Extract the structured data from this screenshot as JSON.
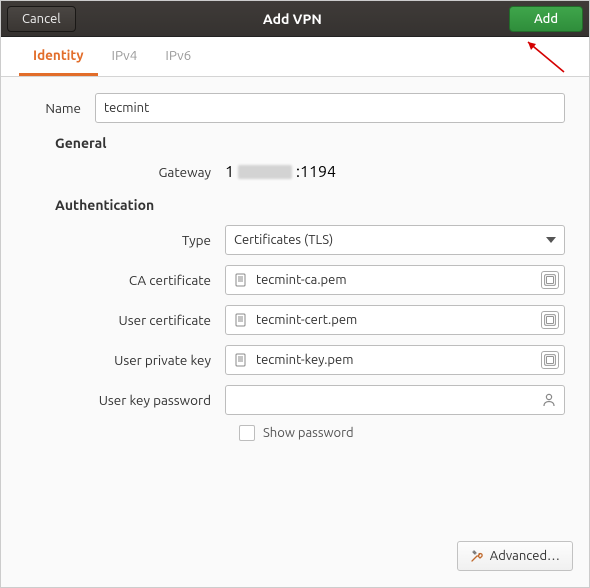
{
  "titlebar": {
    "cancel": "Cancel",
    "title": "Add VPN",
    "add": "Add"
  },
  "tabs": {
    "identity": "Identity",
    "ipv4": "IPv4",
    "ipv6": "IPv6"
  },
  "form": {
    "name_label": "Name",
    "name_value": "tecmint",
    "general_heading": "General",
    "gateway_label": "Gateway",
    "gateway_prefix": "1",
    "gateway_suffix": ":1194",
    "auth_heading": "Authentication",
    "type_label": "Type",
    "type_value": "Certificates (TLS)",
    "ca_label": "CA certificate",
    "ca_value": "tecmint-ca.pem",
    "usercert_label": "User certificate",
    "usercert_value": "tecmint-cert.pem",
    "userkey_label": "User private key",
    "userkey_value": "tecmint-key.pem",
    "pw_label": "User key password",
    "pw_value": "",
    "show_pw_label": "Show password"
  },
  "footer": {
    "advanced": "Advanced…"
  }
}
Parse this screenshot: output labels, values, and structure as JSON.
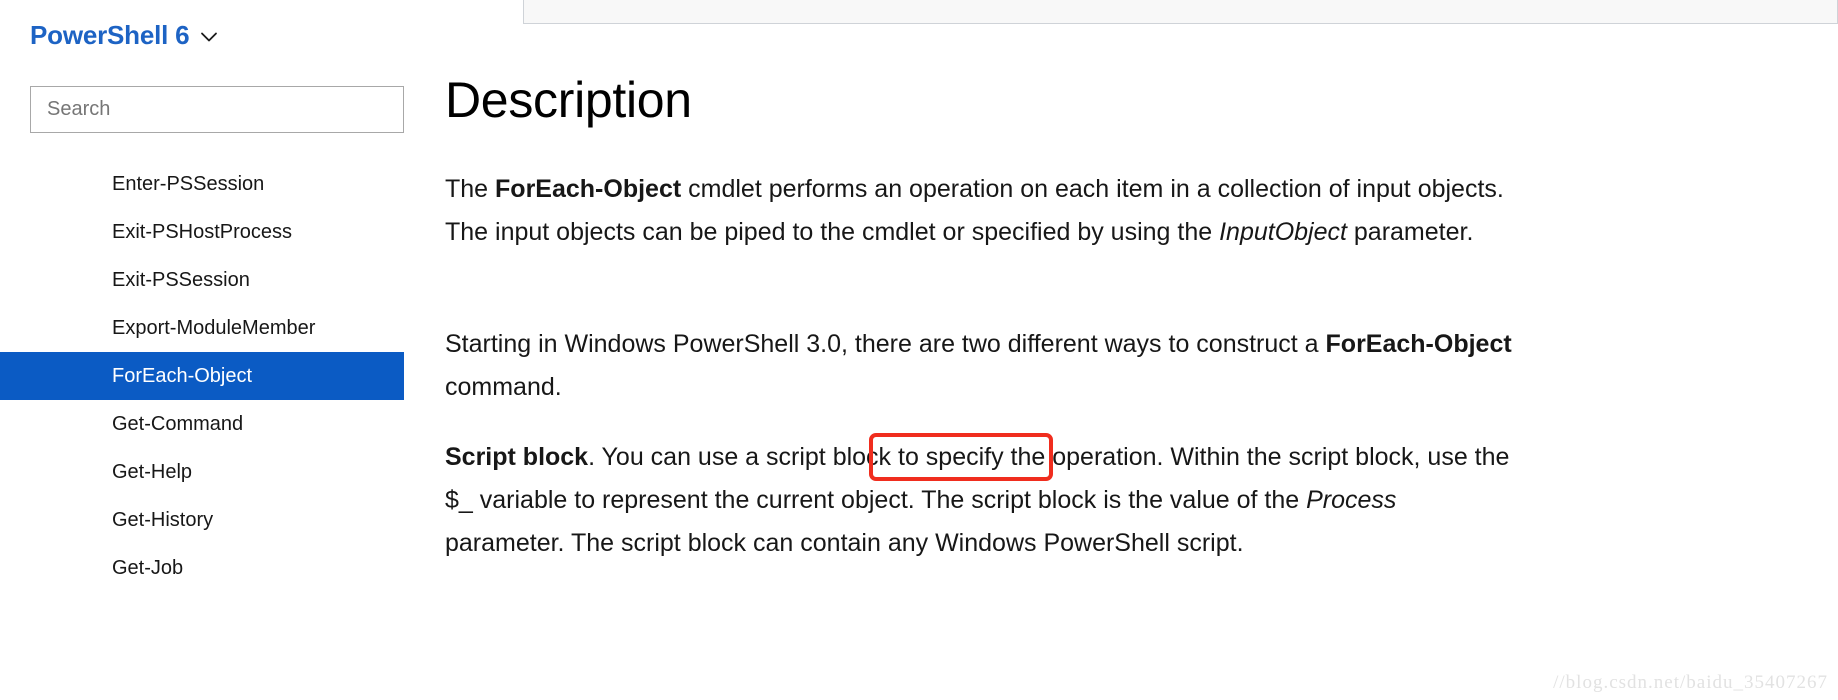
{
  "sidebar": {
    "version_switcher": {
      "label": "PowerShell 6",
      "chevron_icon": "chevron-down-icon",
      "color": "#1d63c4"
    },
    "search": {
      "icon": "search-icon",
      "placeholder": "Search",
      "value": ""
    },
    "nav_items": [
      {
        "label": "Enter-PSSession",
        "selected": false
      },
      {
        "label": "Exit-PSHostProcess",
        "selected": false
      },
      {
        "label": "Exit-PSSession",
        "selected": false
      },
      {
        "label": "Export-ModuleMember",
        "selected": false
      },
      {
        "label": "ForEach-Object",
        "selected": true
      },
      {
        "label": "Get-Command",
        "selected": false
      },
      {
        "label": "Get-Help",
        "selected": false
      },
      {
        "label": "Get-History",
        "selected": false
      },
      {
        "label": "Get-Job",
        "selected": false
      }
    ],
    "selected_color": "#0b5bc4"
  },
  "main": {
    "title": "Description",
    "paragraphs": {
      "p1": {
        "seg1": "The ",
        "bold1": "ForEach-Object",
        "seg2": " cmdlet performs an operation on each item in a collection of input objects. The input objects can be piped to the cmdlet or specified by using the ",
        "italic1": "InputObject",
        "seg3": " parameter."
      },
      "p2": {
        "seg1": "Starting in Windows PowerShell 3.0, there are two different ways to construct a ",
        "bold1": "ForEach-Object",
        "seg2": " command."
      },
      "p3": {
        "bold1": "Script block",
        "seg1": ". You can use a script block to specify the operation. Within the script block, use the $_ variable to represent the current object. The script block is the value of the ",
        "italic1": "Process",
        "seg2": " parameter. The script block can contain any Windows PowerShell script."
      }
    },
    "annotation": {
      "target_text": "Script block.",
      "color": "#f02d1e"
    }
  },
  "watermark": {
    "text": "//blog.csdn.net/baidu_35407267"
  }
}
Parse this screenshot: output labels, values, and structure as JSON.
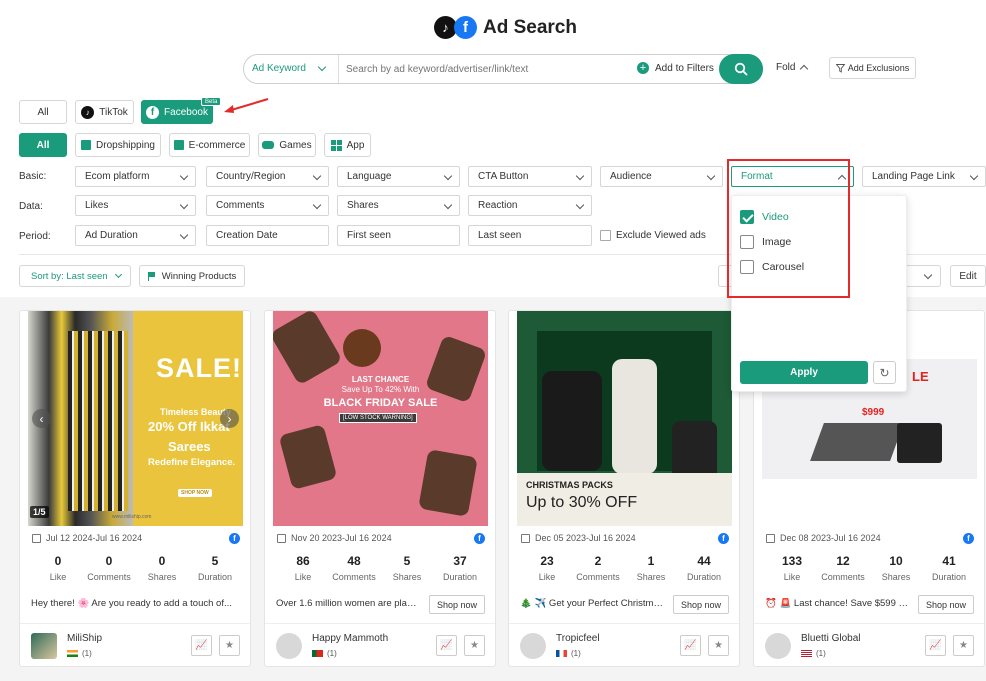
{
  "header": {
    "title": "Ad Search"
  },
  "search": {
    "type_label": "Ad Keyword",
    "placeholder": "Search by ad keyword/advertiser/link/text",
    "add_filters": "Add to Filters",
    "fold": "Fold",
    "add_exclusions": "Add Exclusions"
  },
  "platforms": {
    "all": "All",
    "tiktok": "TikTok",
    "facebook": "Facebook",
    "beta": "Beta"
  },
  "categories": {
    "all": "All",
    "dropshipping": "Dropshipping",
    "ecommerce": "E-commerce",
    "games": "Games",
    "app": "App"
  },
  "filters": {
    "basic_label": "Basic:",
    "data_label": "Data:",
    "period_label": "Period:",
    "ecom_platform": "Ecom platform",
    "country_region": "Country/Region",
    "language": "Language",
    "cta_button": "CTA Button",
    "audience": "Audience",
    "format": "Format",
    "landing_page_link": "Landing Page Link",
    "likes": "Likes",
    "comments": "Comments",
    "shares": "Shares",
    "reaction": "Reaction",
    "ad_duration": "Ad Duration",
    "creation_date": "Creation Date",
    "first_seen": "First seen",
    "last_seen": "Last seen",
    "exclude_viewed": "Exclude Viewed ads"
  },
  "toolbar": {
    "sort": "Sort by: Last seen",
    "winning_products": "Winning Products",
    "edit": "Edit"
  },
  "format_dropdown": {
    "options": [
      {
        "label": "Video",
        "checked": true
      },
      {
        "label": "Image",
        "checked": false
      },
      {
        "label": "Carousel",
        "checked": false
      }
    ],
    "apply": "Apply"
  },
  "cards": [
    {
      "date": "Jul 12 2024-Jul 16 2024",
      "likes": "0",
      "comments": "0",
      "shares": "0",
      "duration": "5",
      "desc": "Hey there! 🌸 Are you ready to add a touch of...",
      "advertiser": "MiliShip",
      "count": "(1)",
      "page": "1/5",
      "thumb": {
        "sale": "SALE!",
        "line1": "Timeless Beauty",
        "line2": "20% Off Ikkat",
        "line3": "Sarees",
        "line4": "Redefine Elegance.",
        "shop": "SHOP NOW",
        "url": "www.miliship.com"
      }
    },
    {
      "date": "Nov 20 2023-Jul 16 2024",
      "likes": "86",
      "comments": "48",
      "shares": "5",
      "duration": "37",
      "desc": "Over 1.6 million women are placi...",
      "advertiser": "Happy Mammoth",
      "count": "(1)",
      "thumb": {
        "line1": "LAST CHANCE",
        "line2": "Save Up To 42% With",
        "line3": "BLACK FRIDAY SALE",
        "line4": "[LOW STOCK WARNING]"
      }
    },
    {
      "date": "Dec 05 2023-Jul 16 2024",
      "likes": "23",
      "comments": "2",
      "shares": "1",
      "duration": "44",
      "desc": "🎄 ✈️ Get your Perfect Christmas...",
      "advertiser": "Tropicfeel",
      "count": "(1)",
      "thumb": {
        "line1": "CHRISTMAS PACKS",
        "line2": "Up to 30% OFF"
      }
    },
    {
      "date": "Dec 08 2023-Jul 16 2024",
      "likes": "133",
      "comments": "12",
      "shares": "10",
      "duration": "41",
      "desc": "⏰ 🚨 Last chance! Save $599 on...",
      "advertiser": "Bluetti Global",
      "count": "(1)",
      "thumb": {
        "price": "$999",
        "frag": "LE"
      }
    }
  ],
  "stat_labels": {
    "likes": "Like",
    "comments": "Comments",
    "shares": "Shares",
    "duration": "Duration"
  },
  "shop_now": "Shop now",
  "colors": {
    "accent": "#1a9b7b",
    "highlight": "#e52a2a",
    "facebook": "#1877f2"
  }
}
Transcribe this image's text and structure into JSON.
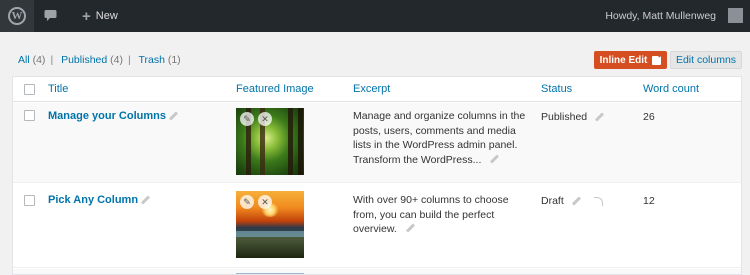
{
  "adminbar": {
    "new_label": "New",
    "howdy": "Howdy, Matt Mullenweg"
  },
  "filters": {
    "all_label": "All",
    "all_count": "(4)",
    "published_label": "Published",
    "published_count": "(4)",
    "trash_label": "Trash",
    "trash_count": "(1)"
  },
  "toolbar": {
    "inline_edit_label": "Inline Edit",
    "edit_columns_label": "Edit columns"
  },
  "table": {
    "headers": {
      "title": "Title",
      "featured_image": "Featured Image",
      "excerpt": "Excerpt",
      "status": "Status",
      "word_count": "Word count"
    },
    "rows": [
      {
        "title": "Manage your Columns",
        "excerpt": "Manage and organize columns in the posts, users, comments and media lists in the WordPress admin panel. Transform the WordPress...",
        "status": "Published",
        "word_count": "26",
        "image": "forest"
      },
      {
        "title": "Pick Any Column",
        "excerpt": "With over 90+ columns to choose from, you can build the perfect overview.",
        "status": "Draft",
        "word_count": "12",
        "image": "sunset"
      }
    ]
  },
  "colors": {
    "link": "#0073aa",
    "adminbar": "#23282d",
    "inline_edit_bg": "#d54e21"
  }
}
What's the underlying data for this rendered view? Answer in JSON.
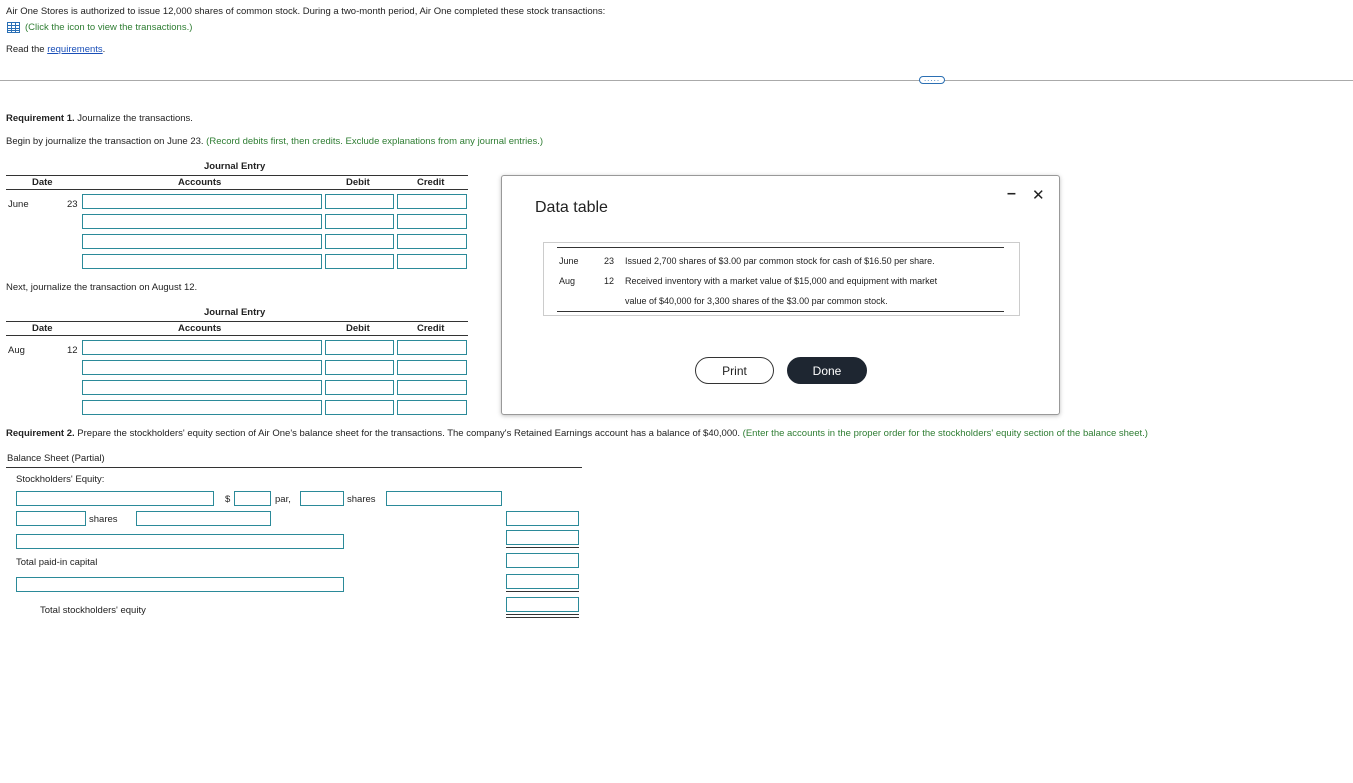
{
  "intro": {
    "line1": "Air One Stores is authorized to issue 12,000 shares of common stock. During a two-month period, Air One completed these stock transactions:",
    "click_icon_text": "(Click the icon to view the transactions.)",
    "read_prefix": "Read the ",
    "requirements_link": "requirements",
    "read_suffix": "."
  },
  "divider": {
    "ellipsis": "....."
  },
  "req1": {
    "label": "Requirement 1.",
    "text": " Journalize the transactions.",
    "begin_text": "Begin by journalize the transaction on June 23.",
    "begin_hint": "(Record debits first, then credits. Exclude explanations from any journal entries.)",
    "next_text": "Next, journalize the transaction on August 12."
  },
  "journal": {
    "title": "Journal Entry",
    "col_date": "Date",
    "col_accounts": "Accounts",
    "col_debit": "Debit",
    "col_credit": "Credit",
    "entry1": {
      "month": "June",
      "day": "23"
    },
    "entry2": {
      "month": "Aug",
      "day": "12"
    }
  },
  "req2": {
    "label": "Requirement 2.",
    "text": " Prepare the stockholders' equity section of Air One's balance sheet for the transactions. The company's Retained Earnings account has a balance of $40,000.",
    "hint": "(Enter the accounts in the proper order for the stockholders' equity section of the balance sheet.)"
  },
  "balance_sheet": {
    "title": "Balance Sheet (Partial)",
    "section": "Stockholders' Equity:",
    "dollar": "$",
    "par": "par,",
    "shares": "shares",
    "shares2": "shares",
    "total_paid_in": "Total paid-in capital",
    "total_equity": "Total stockholders' equity"
  },
  "modal": {
    "title": "Data table",
    "minimize": "–",
    "close": "✕",
    "rows": [
      {
        "month": "June",
        "day": "23",
        "text": "Issued 2,700 shares of $3.00 par common stock for cash of $16.50 per share."
      },
      {
        "month": "Aug",
        "day": "12",
        "text": "Received inventory with a market value of $15,000 and equipment with market",
        "text2": "value of $40,000 for 3,300 shares of the $3.00 par common stock."
      }
    ],
    "print_label": "Print",
    "done_label": "Done"
  },
  "colors": {
    "input_border": "#2b8a99",
    "hint_green": "#2e7d32",
    "link_blue": "#1a4fb8",
    "done_bg": "#1e2631"
  }
}
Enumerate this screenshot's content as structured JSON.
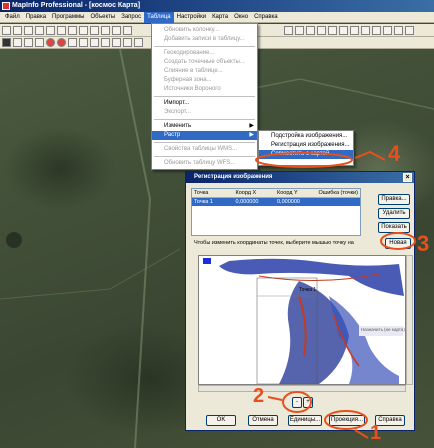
{
  "window": {
    "title": "MapInfo Professional - [космос Карта]"
  },
  "menubar": [
    "Файл",
    "Правка",
    "Программы",
    "Объекты",
    "Запрос",
    "Таблица",
    "Настройки",
    "Карта",
    "Окно",
    "Справка"
  ],
  "table_menu": {
    "items": [
      {
        "label": "Обновить колонку...",
        "enabled": false
      },
      {
        "label": "Добавить записи в таблицу...",
        "enabled": false
      },
      {
        "sep": true
      },
      {
        "label": "Геокодирование...",
        "enabled": false
      },
      {
        "label": "Создать точечные объекты...",
        "enabled": false
      },
      {
        "label": "Слияние в таблице...",
        "enabled": false
      },
      {
        "label": "Буферная зона...",
        "enabled": false
      },
      {
        "label": "Источники Вороного",
        "enabled": false
      },
      {
        "sep": true
      },
      {
        "label": "Импорт...",
        "enabled": true
      },
      {
        "label": "Экспорт...",
        "enabled": false
      },
      {
        "sep": true
      },
      {
        "label": "Изменить",
        "enabled": true,
        "submenu": true
      },
      {
        "label": "Растр",
        "enabled": true,
        "submenu": true,
        "selected": true
      },
      {
        "sep": true
      },
      {
        "label": "Свойства таблицы WMS...",
        "enabled": false
      },
      {
        "sep": true
      },
      {
        "label": "Обновить таблицу WFS...",
        "enabled": false
      }
    ]
  },
  "raster_submenu": [
    {
      "label": "Подстройка изображения...",
      "selected": false
    },
    {
      "label": "Регистрация изображения...",
      "selected": false
    },
    {
      "label": "Совместить с картой",
      "selected": true
    }
  ],
  "dialog": {
    "title": "Регистрация изображения",
    "columns": [
      "Точка",
      "Коорд X",
      "Коорд Y",
      "Ошибка (точки)"
    ],
    "rows": [
      [
        "Точка 1",
        "0,000000",
        "0,000000",
        ""
      ]
    ],
    "side_buttons": {
      "edit": "Правка...",
      "delete": "Удалить",
      "show": "Показать"
    },
    "hint": "Чтобы изменить координаты точек, выберите мышью точку на",
    "new_button": "Новая",
    "point_label": "Точка 1",
    "status": "Назначить (не карта)",
    "zoom_minus": "-",
    "zoom_plus": "+",
    "bottom_buttons": {
      "ok": "OK",
      "cancel": "Отмена",
      "units": "Единицы...",
      "projection": "Проекция...",
      "help": "Справка"
    }
  },
  "annotations": {
    "a1": "1",
    "a2": "2",
    "a3": "3",
    "a4": "4"
  },
  "colors": {
    "annotation": "#e8501b",
    "selection": "#316ac5"
  }
}
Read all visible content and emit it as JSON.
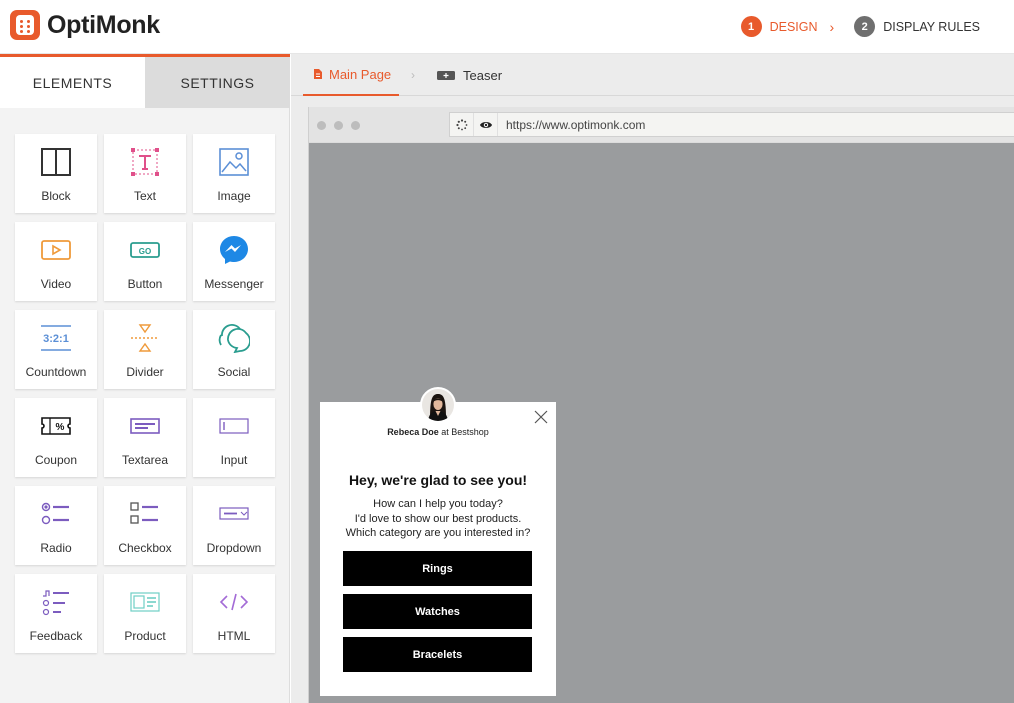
{
  "header": {
    "logo_text": "OptiMonk",
    "steps": [
      {
        "num": "1",
        "label": "DESIGN"
      },
      {
        "num": "2",
        "label": "DISPLAY RULES"
      }
    ]
  },
  "panel": {
    "tabs": [
      "ELEMENTS",
      "SETTINGS"
    ],
    "elements": [
      "Block",
      "Text",
      "Image",
      "Video",
      "Button",
      "Messenger",
      "Countdown",
      "Divider",
      "Social",
      "Coupon",
      "Textarea",
      "Input",
      "Radio",
      "Checkbox",
      "Dropdown",
      "Feedback",
      "Product",
      "HTML"
    ]
  },
  "page_tabs": {
    "main": "Main Page",
    "teaser": "Teaser"
  },
  "browser": {
    "url": "https://www.optimonk.com"
  },
  "popup": {
    "sender_name": "Rebeca Doe",
    "sender_at": "at",
    "sender_shop": "Bestshop",
    "headline": "Hey, we're glad to see you!",
    "body_lines": [
      "How can I help you today?",
      "I'd love to show our best products.",
      "Which category are you interested in?"
    ],
    "buttons": [
      "Rings",
      "Watches",
      "Bracelets"
    ]
  },
  "colors": {
    "accent": "#e85a2c",
    "step_inactive": "#6f6f6f",
    "page_background": "#9a9c9e",
    "popup_button": "#000000"
  }
}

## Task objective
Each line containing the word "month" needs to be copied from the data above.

## Solution to this exercise
    "line1": "Air One Stores is authorized to issue 12,000 shares of common stock. During a two-month period, Air One completed these stock transactions:",
      "month": "June",
      "month": "Aug",
        "month": "June",
        "month": "Aug",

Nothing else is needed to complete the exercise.